It's said that when a functionary in India nods his head to the side and says "No problem" you know you have a problem.

In his Brazilian travelogue In Southern Light, Alex Shoumatoff gives a Borgesian rundown on why this may be the case.

This has been a common problem for Westerners trying to get information not only in the Amazon but all over the non-Western world, where the local people often tell visitors that the object of their quest exists when it doesn't. Among the reasons are: politeness, reluctance to be the bearer of disappointing news or the source of unpleasantness, unwillingness to confess to ignorance about the subject, failure to understand the question, desire for reward, desire to keep the visitor and his goods in the vicinity, desire to get rid of the troublesome visitor by sending him somewhere else, desire to protect oneself or something or somebody else, belief that the misinformation (obtained from somebody else) is correct, laziness (saying yes because the truth is too complicated to go into), indifference, different outlook on the subject, different outlook on what is true and real.

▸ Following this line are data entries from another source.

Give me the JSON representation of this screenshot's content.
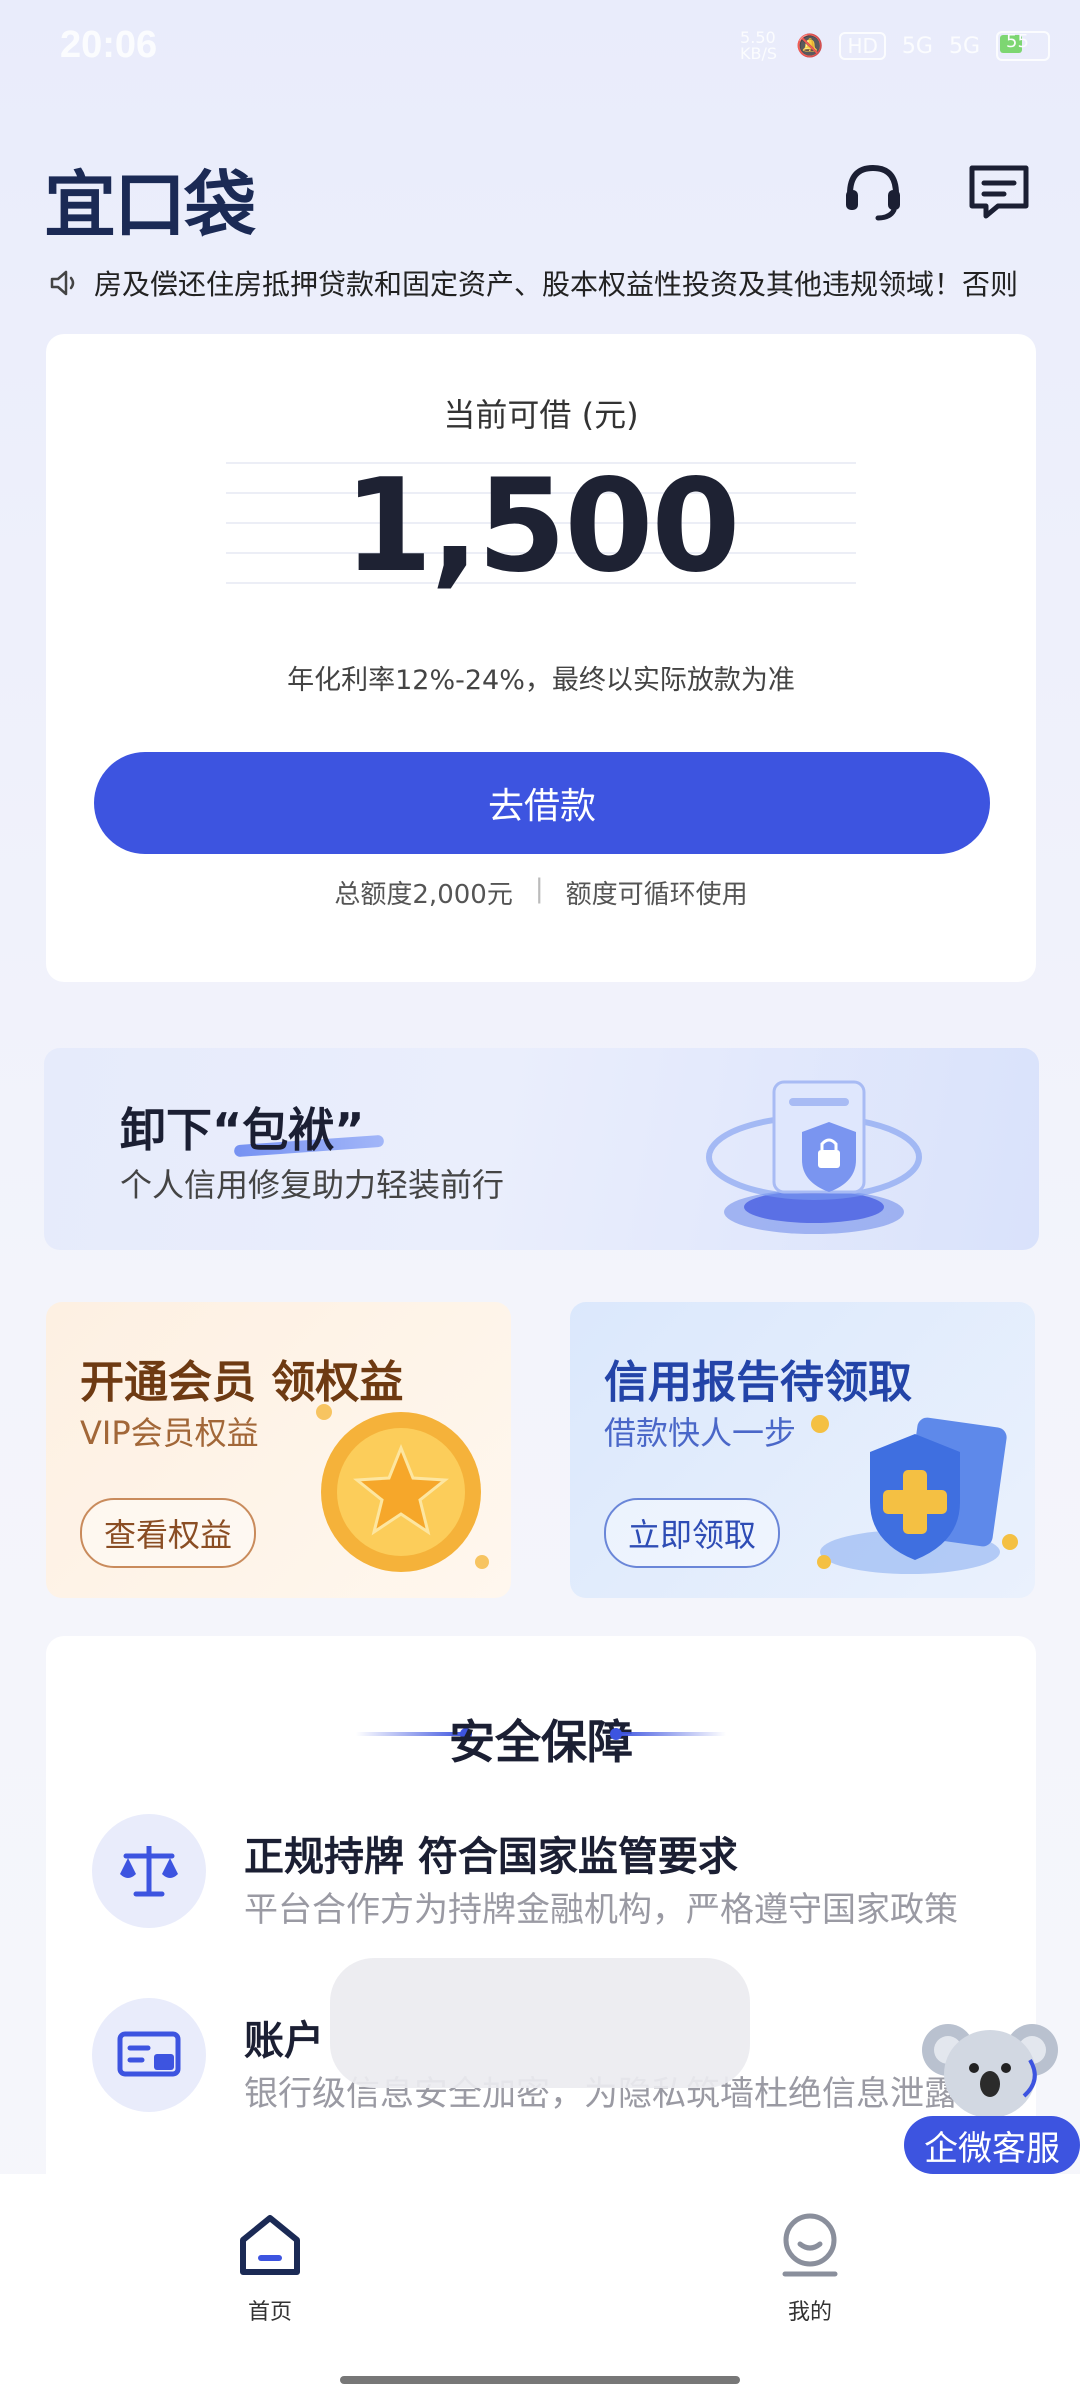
{
  "status_bar": {
    "time": "20:06",
    "net_speed": "5.50 KB/S",
    "hd_label": "HD",
    "signal_1": "5G",
    "signal_2": "5G",
    "battery": "55"
  },
  "header": {
    "logo": "宜口袋",
    "support_icon": "headset-icon",
    "message_icon": "message-icon"
  },
  "notice": {
    "icon": "speaker-icon",
    "text": "房及偿还住房抵押贷款和固定资产、股本权益性投资及其他违规领域！否则"
  },
  "quota": {
    "label": "当前可借 (元)",
    "amount": "1,500",
    "rate_note": "年化利率12%-24%，最终以实际放款为准",
    "borrow_button": "去借款",
    "total_limit": "总额度2,000元",
    "separator": "|",
    "recycle_note": "额度可循环使用"
  },
  "banner": {
    "title": "卸下“包袱”",
    "subtitle": "个人信用修复助力轻装前行",
    "icon": "security-lock-icon"
  },
  "vip_card": {
    "title": "开通会员 领权益",
    "subtitle": "VIP会员权益",
    "button": "查看权益",
    "icon": "star-coin-icon"
  },
  "credit_card": {
    "title": "信用报告待领取",
    "subtitle": "借款快人一步",
    "button": "立即领取",
    "icon": "shield-plus-icon"
  },
  "security": {
    "title": "安全保障",
    "items": [
      {
        "icon": "scale-icon",
        "title": "正规持牌 符合国家监管要求",
        "subtitle": "平台合作方为持牌金融机构，严格遵守国家政策"
      },
      {
        "icon": "id-card-icon",
        "title": "账户",
        "subtitle": "银行级信息安全加密，为隐私筑墙杜绝信息泄露"
      }
    ]
  },
  "float_service": {
    "label": "企微客服",
    "icon": "koala-mascot-icon"
  },
  "bottom_nav": {
    "items": [
      {
        "label": "首页",
        "icon": "home-icon"
      },
      {
        "label": "我的",
        "icon": "profile-icon"
      }
    ]
  },
  "colors": {
    "primary": "#3d54e0",
    "text_dark": "#1b1f33",
    "vip_brown": "#6e3a12",
    "credit_blue": "#2344a8"
  }
}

Shoumatoff produced this epistemology of no worries while writing about the legend of a tribe of women warriors who live without men. The legend originated in the ancient Mediterranean and somehow became associated with the South American interior, giving the Amazon its name. In search of these women the Spanish conquistadors were known to enslave, torture and kill their informants much as they did in search of the golden city of El Dorado.

But you can remove the references to "Western" and "non-Western" and insert any two groups in which one wields more power than the other (parents and children, sysadmins and users, customers and clerks or clerks and customers, etc.) and see the same result.

time 2003.10.03 link

Comments

I experienced this in Mexico, with something else to it besides what Shoumatoff writes about, but I can't put my finger on it. I thought I wrote about it in my teeny Mexico journal but I can't find it.

In Mexico it's not so much about power as it is about just not wanting to say no to someone. Which seems related to not wanting to be the bearer of unpleasantness, except I've certainly see people gleefully announce unpleasant news.

christina [ataraxy cxe jeskey punkto com] • 2003.10.04
Hurrah - exactly.

badgerbag [lizzard cxe darkshire punkto org] • 2003.10.28
More time >